- Download and Install the App or Software: Follow the specific guidelines provided by the manufacturer or developer.
- Configure Settings: Adjust settings such as frequency, security, and user permissions as needed.
- Test the Setup: Perform a test run to confirm that everything is working as expected.
By following these steps, businesses and individuals can unlock the potential of using smartphones as RFID readers for various applications.
- Unauthorized Access: If not properly secured, malicious parties might access RFID data.
- Data Interception: Data transmitted between the phone and the RFID tag could be intercepted.
- Device Compromise: If the phone itself is compromised, the RFID functionality might be at risk.
- RFID cloning attack: This refers to the duplication of an RFID tag, allowing unauthorized access or impersonation of authorized users.
Best Practices for Security
- Encryption: Always use encrypted communication between the phone and RFID tags.
- Authentication: Implementing user authentication adds a of protection.
- Regular Updates: Ensure that all software is up-to-date to protect against known vulnerabilities.
Trends and Future Developments
- Integration with Other Technologies: Combining RFID with other technologies like Bluetooth and NFC tag has broadened applications.
- Improved Security Protocols: The development of more robust security protocols has enhanced the reliability of phone RFID systems.
Future Prospects and Innovations
- Wider Adoption: As technology improves, more sectors are expected to adopt phone RFID readers.
- New Functionalities: Future innovations may lead to new functionalities and even more convenient applications.
FAQ: Phone RFID Readers
Q: Can any smartphone be used as an RFID reader?
A: Not all smartphones are capable, and some may require specific hardware or software.
Q: Is it safe to use my phone as an RFID reader?
A: With proper security measures, it can be safe, but attention must be paid to encryption, authentication, and keeping software up-to-date.
Q: What are some common uses of phone RFID readers?
A: They are commonly used in retail for inventory management, in healthcare for patient tracking, and in events for access control.
Phone RFID readers represent an exciting convergence of convenience and functionality, bringing RFID technology to the palm of your hand.

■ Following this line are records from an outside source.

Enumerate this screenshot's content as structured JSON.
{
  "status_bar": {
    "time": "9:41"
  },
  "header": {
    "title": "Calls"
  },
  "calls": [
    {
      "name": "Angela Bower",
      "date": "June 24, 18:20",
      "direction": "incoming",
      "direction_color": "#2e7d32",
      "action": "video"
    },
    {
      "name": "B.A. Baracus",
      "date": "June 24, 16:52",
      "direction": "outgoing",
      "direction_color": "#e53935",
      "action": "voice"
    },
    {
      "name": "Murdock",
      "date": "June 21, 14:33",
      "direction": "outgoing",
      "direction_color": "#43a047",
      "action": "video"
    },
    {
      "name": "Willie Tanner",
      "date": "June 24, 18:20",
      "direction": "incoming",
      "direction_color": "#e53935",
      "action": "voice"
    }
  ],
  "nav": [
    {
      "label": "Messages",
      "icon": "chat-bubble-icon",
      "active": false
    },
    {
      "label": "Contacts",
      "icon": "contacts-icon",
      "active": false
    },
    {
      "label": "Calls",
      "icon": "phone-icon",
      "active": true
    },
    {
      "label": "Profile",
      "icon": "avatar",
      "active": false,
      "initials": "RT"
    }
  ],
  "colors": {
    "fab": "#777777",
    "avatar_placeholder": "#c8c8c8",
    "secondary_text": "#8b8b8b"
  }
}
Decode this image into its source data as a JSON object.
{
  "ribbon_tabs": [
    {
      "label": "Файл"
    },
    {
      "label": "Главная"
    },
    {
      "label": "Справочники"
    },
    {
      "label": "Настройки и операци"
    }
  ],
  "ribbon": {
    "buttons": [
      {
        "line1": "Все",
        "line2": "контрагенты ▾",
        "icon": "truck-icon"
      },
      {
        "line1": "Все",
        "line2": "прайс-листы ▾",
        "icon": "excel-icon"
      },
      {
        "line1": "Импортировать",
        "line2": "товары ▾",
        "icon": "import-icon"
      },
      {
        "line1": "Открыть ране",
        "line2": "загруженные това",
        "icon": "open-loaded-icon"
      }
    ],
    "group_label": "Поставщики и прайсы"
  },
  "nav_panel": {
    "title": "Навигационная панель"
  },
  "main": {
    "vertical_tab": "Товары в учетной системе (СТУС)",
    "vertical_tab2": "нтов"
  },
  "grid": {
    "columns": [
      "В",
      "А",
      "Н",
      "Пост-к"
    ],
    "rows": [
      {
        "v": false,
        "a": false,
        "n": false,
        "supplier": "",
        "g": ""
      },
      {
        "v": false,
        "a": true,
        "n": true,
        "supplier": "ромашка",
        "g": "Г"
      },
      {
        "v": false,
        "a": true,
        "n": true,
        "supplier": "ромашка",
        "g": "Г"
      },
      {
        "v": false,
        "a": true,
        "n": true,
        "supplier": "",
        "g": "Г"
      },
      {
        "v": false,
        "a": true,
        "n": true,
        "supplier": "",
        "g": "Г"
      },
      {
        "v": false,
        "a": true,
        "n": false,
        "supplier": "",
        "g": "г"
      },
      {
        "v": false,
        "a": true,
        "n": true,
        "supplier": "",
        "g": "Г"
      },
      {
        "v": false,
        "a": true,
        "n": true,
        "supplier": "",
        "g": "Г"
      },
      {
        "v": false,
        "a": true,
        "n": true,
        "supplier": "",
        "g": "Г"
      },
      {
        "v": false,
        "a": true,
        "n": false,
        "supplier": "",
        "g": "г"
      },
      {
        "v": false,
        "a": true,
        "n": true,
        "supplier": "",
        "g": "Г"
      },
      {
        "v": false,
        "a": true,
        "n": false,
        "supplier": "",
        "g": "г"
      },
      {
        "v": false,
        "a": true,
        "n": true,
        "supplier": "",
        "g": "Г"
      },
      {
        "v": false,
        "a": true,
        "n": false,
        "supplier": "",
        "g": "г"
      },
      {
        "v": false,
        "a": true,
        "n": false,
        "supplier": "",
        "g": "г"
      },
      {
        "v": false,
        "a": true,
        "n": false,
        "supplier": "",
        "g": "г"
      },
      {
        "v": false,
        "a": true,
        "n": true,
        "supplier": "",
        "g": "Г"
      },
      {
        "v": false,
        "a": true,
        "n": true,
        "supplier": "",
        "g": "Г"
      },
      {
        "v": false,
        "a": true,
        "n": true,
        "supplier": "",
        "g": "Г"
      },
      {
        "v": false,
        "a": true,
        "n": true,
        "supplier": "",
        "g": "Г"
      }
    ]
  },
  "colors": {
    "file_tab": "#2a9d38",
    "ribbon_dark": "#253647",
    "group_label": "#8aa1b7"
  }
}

As adoption increases, it’s essential to understand the potential benefits, limitations, and security considerations. Staying abreast of trends and best practices will enable users to make the most of this promising technology. With proper implementation and care, phone RFID readers can offer a versatile and efficient solution for various needs across industries. Whether for personal use or business applications, phone RFID readers are reshaping the way we interact with the world around us.